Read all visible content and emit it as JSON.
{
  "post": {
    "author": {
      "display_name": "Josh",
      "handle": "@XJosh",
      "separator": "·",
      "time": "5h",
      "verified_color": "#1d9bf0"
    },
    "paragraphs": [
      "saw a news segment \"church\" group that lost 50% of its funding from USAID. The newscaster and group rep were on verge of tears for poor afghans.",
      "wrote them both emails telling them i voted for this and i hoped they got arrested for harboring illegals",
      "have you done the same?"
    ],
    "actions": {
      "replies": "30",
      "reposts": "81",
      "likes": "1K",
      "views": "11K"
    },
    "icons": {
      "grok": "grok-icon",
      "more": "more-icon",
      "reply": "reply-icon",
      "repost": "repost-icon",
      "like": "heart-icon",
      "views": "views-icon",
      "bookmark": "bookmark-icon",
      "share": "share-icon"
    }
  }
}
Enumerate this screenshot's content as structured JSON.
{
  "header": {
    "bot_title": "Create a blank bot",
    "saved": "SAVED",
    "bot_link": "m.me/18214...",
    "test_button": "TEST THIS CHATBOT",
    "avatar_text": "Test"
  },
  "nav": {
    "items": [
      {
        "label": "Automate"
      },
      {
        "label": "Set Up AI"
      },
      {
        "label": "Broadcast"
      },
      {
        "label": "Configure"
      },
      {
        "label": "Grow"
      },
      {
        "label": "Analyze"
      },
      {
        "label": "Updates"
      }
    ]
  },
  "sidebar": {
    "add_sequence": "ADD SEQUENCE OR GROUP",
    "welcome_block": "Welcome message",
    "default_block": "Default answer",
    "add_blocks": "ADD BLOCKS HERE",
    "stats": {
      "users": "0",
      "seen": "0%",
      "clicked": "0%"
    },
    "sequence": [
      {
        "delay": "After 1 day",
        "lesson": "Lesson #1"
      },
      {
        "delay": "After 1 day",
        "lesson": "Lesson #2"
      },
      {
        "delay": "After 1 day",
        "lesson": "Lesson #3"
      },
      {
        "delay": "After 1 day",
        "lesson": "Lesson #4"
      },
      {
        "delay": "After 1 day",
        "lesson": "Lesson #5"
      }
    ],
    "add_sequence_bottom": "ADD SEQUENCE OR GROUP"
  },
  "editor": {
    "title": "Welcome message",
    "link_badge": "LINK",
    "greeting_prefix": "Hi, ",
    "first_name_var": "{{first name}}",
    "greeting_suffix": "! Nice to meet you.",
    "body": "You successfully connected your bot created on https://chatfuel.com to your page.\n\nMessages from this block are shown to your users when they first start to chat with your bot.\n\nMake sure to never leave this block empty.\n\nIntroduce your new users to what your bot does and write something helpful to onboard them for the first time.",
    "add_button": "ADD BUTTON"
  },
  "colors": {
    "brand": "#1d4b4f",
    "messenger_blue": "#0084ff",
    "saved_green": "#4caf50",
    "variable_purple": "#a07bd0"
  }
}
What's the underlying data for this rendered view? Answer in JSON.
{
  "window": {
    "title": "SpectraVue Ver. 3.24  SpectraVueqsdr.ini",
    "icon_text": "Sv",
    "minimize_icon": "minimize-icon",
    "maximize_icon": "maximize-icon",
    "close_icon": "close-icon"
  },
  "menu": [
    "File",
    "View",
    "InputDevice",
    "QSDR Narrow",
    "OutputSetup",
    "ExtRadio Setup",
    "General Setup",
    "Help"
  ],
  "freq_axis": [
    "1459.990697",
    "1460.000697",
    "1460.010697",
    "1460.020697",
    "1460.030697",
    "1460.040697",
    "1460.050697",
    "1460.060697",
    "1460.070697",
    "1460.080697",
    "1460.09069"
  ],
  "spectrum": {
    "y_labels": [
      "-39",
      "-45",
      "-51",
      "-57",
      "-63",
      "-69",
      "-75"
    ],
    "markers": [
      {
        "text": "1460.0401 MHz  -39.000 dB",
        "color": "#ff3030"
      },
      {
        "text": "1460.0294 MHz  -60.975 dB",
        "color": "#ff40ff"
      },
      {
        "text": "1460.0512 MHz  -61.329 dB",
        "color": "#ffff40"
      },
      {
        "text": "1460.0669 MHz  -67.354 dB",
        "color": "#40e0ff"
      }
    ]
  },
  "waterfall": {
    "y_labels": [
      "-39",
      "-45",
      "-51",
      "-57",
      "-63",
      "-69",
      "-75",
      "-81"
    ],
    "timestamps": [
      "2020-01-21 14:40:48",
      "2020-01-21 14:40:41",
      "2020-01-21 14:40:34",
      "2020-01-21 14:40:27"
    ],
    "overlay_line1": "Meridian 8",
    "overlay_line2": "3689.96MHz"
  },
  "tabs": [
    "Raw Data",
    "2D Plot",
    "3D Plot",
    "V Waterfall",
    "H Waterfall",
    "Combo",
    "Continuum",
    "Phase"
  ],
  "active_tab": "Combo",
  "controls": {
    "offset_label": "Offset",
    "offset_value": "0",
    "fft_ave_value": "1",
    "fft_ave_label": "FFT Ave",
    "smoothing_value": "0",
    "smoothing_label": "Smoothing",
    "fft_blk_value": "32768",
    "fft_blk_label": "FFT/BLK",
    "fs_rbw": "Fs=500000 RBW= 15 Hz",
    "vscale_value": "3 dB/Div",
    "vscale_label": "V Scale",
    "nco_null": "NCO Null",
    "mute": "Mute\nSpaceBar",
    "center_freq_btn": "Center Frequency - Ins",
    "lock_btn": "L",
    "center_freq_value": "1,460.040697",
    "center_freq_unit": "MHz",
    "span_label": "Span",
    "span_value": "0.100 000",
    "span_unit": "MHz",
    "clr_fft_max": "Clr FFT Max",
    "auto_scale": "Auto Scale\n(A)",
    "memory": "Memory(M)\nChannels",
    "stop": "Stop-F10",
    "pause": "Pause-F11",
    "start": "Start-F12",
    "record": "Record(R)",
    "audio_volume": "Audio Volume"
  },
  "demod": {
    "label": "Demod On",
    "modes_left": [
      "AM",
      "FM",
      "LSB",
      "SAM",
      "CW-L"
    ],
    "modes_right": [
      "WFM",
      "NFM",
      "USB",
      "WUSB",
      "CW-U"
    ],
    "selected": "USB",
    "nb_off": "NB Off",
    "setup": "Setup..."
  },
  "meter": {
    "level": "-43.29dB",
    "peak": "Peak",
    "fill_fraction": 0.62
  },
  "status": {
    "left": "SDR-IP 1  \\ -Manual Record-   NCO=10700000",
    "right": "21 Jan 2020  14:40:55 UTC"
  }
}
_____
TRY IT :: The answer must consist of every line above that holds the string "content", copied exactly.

EXERCISE RESPONSE ::
Read all visible content and emit it as JSON.
Enumerate this screenshot's content as structured JSON.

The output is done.